- Labour politicians in Wales are urging party leaders to back a fair deal over funding and powers in any discussions on further devolution within the UK
- More than 1,000 people attend a special Church service in Edinburgh to celebrate Scotland's "shared values" and "common purpose"
- Half the Scottish cabinet publicly back Alex Salmond's deputy, Nicola Sturgeon, to replace him as SNP leader
Some in the Labour Party fear Mr Cameron's surprise announcement on England-only votes is a "trap" that could undermine a future Labour government, which would rely on its Scottish MPs to give it a majority on key votes.
Mr Miliband rejected this argument in an interview on the BBC's Andrew Marr programme, saying most Labour governments had also had a majority in England.
Analysis by political correspondent Ross Hawkins
Will Scotland only get more powers in Holyrood if Scottish MPs get fewer votes in Westminster?
It could sound that way. David Cameron said the two matters should be decided "in tandem".
His chief whip Michael Gove said it would be "impossible to move forward" without being certain of change in Scotland and England.
Yet on the idea of swiftly drawing up plans that could stop Scottish MPs voting on England-only laws, Ed Miliband disagrees. It feels a lot like politics as usual.
The pre-referendum arrangement between the Westminster parties was designed to look very simple. Since the vote, things have grown complicated.

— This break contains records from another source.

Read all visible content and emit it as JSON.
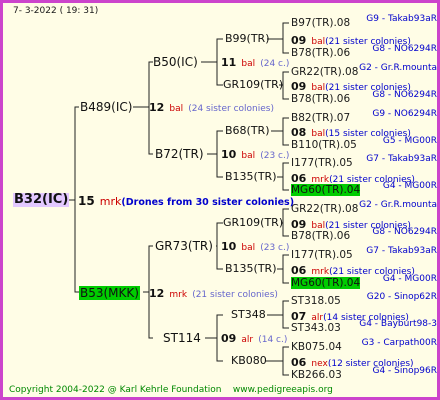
{
  "header": {
    "date": "7-  3-2022 ( 19: 31)"
  },
  "root": {
    "label": "B32(IC)"
  },
  "root_gen": {
    "count": "15",
    "kind": "mrk",
    "note": "(Drones from 30 sister colonies)"
  },
  "sire": {
    "label": "B489(IC)",
    "gen_count": "12",
    "gen_kind": "bal",
    "gen_note": "(24 sister colonies)"
  },
  "dam": {
    "label": "B53(MKK)",
    "gen_count": "12",
    "gen_kind": "mrk",
    "gen_note": "(21 sister colonies)"
  },
  "ss": {
    "label": "B50(IC)",
    "gen_count": "11",
    "gen_kind": "bal",
    "gen_note": "(24 c.)"
  },
  "sd": {
    "label": "B72(TR)",
    "gen_count": "10",
    "gen_kind": "bal",
    "gen_note": "(23 c.)"
  },
  "ds": {
    "label": "GR73(TR)",
    "gen_count": "10",
    "gen_kind": "bal",
    "gen_note": "(23 c.)"
  },
  "dd": {
    "label": "ST114",
    "gen_count": "09",
    "gen_kind": "alr",
    "gen_note": "(14 c.)"
  },
  "g3": {
    "sss": "B99(TR)",
    "ssd": "GR109(TR)",
    "sds": "B68(TR)",
    "sdd": "B135(TR)",
    "dss": "GR109(TR)",
    "dsd": "B135(TR)",
    "dds": "ST348",
    "ddd": "KB080"
  },
  "g3_gen": {
    "ss": {
      "count": "09",
      "kind": "bal",
      "note": "(21 sister colonies)"
    },
    "sd": {
      "count": "10",
      "kind": "bal",
      "note": "(23 c.)"
    },
    "ds": {
      "count": "09",
      "kind": "bal",
      "note": "(21 sister colonies)"
    },
    "dd": {
      "count": "07",
      "kind": "alr",
      "note": "(14 sister colonies)"
    }
  },
  "g4": [
    {
      "id": "B97(TR).08",
      "info": "G9 - Takab93aR"
    },
    {
      "id": "B78(TR).06",
      "info": "G8 - NO6294R"
    },
    {
      "id": "GR22(TR).08",
      "info": "G2 - Gr.R.mounta"
    },
    {
      "id": "B78(TR).06",
      "info": "G8 - NO6294R"
    },
    {
      "id": "B82(TR).07",
      "info": "G9 - NO6294R"
    },
    {
      "id": "B110(TR).05",
      "info": "G5 - MG00R"
    },
    {
      "id": "I177(TR).05",
      "info": "G7 - Takab93aR"
    },
    {
      "id": "MG60(TR).04",
      "info": "G4 - MG00R",
      "highlight": true
    },
    {
      "id": "GR22(TR).08",
      "info": "G2 - Gr.R.mounta"
    },
    {
      "id": "B78(TR).06",
      "info": "G8 - NO6294R"
    },
    {
      "id": "I177(TR).05",
      "info": "G7 - Takab93aR"
    },
    {
      "id": "MG60(TR).04",
      "info": "G4 - MG00R",
      "highlight": true
    },
    {
      "id": "ST318.05",
      "info": "G20 - Sinop62R"
    },
    {
      "id": "ST343.03",
      "info": "G4 - Bayburt98-3"
    },
    {
      "id": "KB075.04",
      "info": "G3 - Carpath00R"
    },
    {
      "id": "KB266.03",
      "info": "G4 - Sinop96R"
    }
  ],
  "g4_gen": [
    {
      "count": "09",
      "kind": "bal",
      "note": "(21 sister colonies)"
    },
    {
      "count": "09",
      "kind": "bal",
      "note": "(21 sister colonies)"
    },
    {
      "count": "08",
      "kind": "bal",
      "note": "(15 sister colonies)"
    },
    {
      "count": "06",
      "kind": "mrk",
      "note": "(21 sister colonies)"
    },
    {
      "count": "09",
      "kind": "bal",
      "note": "(21 sister colonies)"
    },
    {
      "count": "06",
      "kind": "mrk",
      "note": "(21 sister colonies)"
    },
    {
      "count": "07",
      "kind": "alr",
      "note": "(14 sister colonies)"
    },
    {
      "count": "06",
      "kind": "nex",
      "note": "(12 sister colonies)"
    }
  ],
  "footer": {
    "copyright": "Copyright 2004-2022 @ Karl Kehrle Foundation",
    "url": "www.pedigreeapis.org"
  },
  "colors": {
    "frame": "#cc44cc",
    "background": "#fffde6",
    "highlight": "#00cc00",
    "root_bg": "#e3c8ff",
    "line_red": "#cc0000",
    "line_blue": "#0000cc",
    "footer": "#008800"
  }
}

And yet voices in all three parties are clear - they will make good their vow to Scotland. No ifs. No buts. The Scottish people will hold them to it.

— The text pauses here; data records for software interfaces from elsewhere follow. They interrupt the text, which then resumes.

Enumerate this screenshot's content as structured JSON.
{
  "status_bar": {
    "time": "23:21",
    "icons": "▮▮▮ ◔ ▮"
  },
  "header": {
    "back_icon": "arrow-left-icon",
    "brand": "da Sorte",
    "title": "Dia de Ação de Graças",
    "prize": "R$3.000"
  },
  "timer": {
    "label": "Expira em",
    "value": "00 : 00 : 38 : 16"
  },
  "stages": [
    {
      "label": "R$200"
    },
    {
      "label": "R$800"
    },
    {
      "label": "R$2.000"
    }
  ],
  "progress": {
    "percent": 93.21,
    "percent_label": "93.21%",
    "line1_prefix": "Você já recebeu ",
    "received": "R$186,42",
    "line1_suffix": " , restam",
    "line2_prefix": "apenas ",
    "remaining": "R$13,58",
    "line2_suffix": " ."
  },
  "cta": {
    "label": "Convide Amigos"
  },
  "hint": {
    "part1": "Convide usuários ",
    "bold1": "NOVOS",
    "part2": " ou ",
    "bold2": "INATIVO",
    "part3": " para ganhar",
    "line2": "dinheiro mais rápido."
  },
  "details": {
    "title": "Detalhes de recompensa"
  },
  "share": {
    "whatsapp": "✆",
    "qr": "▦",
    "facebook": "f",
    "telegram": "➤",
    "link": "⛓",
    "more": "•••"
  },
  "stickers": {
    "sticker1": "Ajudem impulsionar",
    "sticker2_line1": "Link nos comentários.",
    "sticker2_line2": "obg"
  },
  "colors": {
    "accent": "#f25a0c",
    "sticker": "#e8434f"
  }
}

He refused to be drawn on whether he supports the principle of England-only votes at Westminster, only saying that he was not against "greater scrutiny" by English MPs.
The BBC's assistant political editor Norman Smith said Labour was looking at "a grand committee" of English MPs to consider English laws.
Mr Miliband repeated his call for a national debate on the constitution, saying major changes of the kind being proposed by Mr Cameron could not be drawn up "on the back of a fag packet".
'Together, not apart'
"Let's not drive our country apart because David Cameron thinks it is an opportunity for him to do it. Let's keep our country together and it is very important we do it (change) in the right way."
He suggested the pledge of more powers for Scotland should be dealt with separately, telling Andrew Marr that the prime minister had not raised the English issue with him before they signed their joint "vow" with Lib Dem leader Nick Clegg.
He said he was "open" to the idea of empowering English MPs in Westminster, but opposed a separate English Parliament.
"People right across the UK will say David Cameron made a promise. He did not make a conditional promise. He made a clear promise and he is going to be kept to that.
"I know David Cameron will want to honour that promise....For my part, I am going to keep the promise I made…We are going to deliver on the pledge, no ifs not buts."
The head of the Better Together campaign, Alistair Darling, said the pledge of extra powers for the Scottish Parliament is "non-negotiable".
"It was promised, it has to be delivered," he told the Andrew Marr show. "Anyone who welches on that will pay a very high price for years to come."
And Lib Dem Scottish Secretary Alistair Carmichael said the government would be sticking to the undertakings given in respect of new powers for Scotland.
"We've set out the timetable for the Scottish reform - there can be no movement from that timetable," he told BBC Radio 5Live's Pienaar's Politics.
Tory chairman Grant Shapps said there would be no "reneging" on the parties' Scottish commitments but a new English settlement had to be reached "at the same time".
"We fought for a no vote (in Scotland) even though we don't benefit," he told Dermot Murnaghan on Sky News. "We put politics aside. Ed Miliband needs to put politics aside."
And Justice Secretary Chris Grayling said Holyrood should not receive more powers while Scottish MPs can still "shape the destiny" of the NHS and schools in England.
He told the Sunday Telegraph that this would amount to a "travesty of democracy, and would be regarded with fury by the English".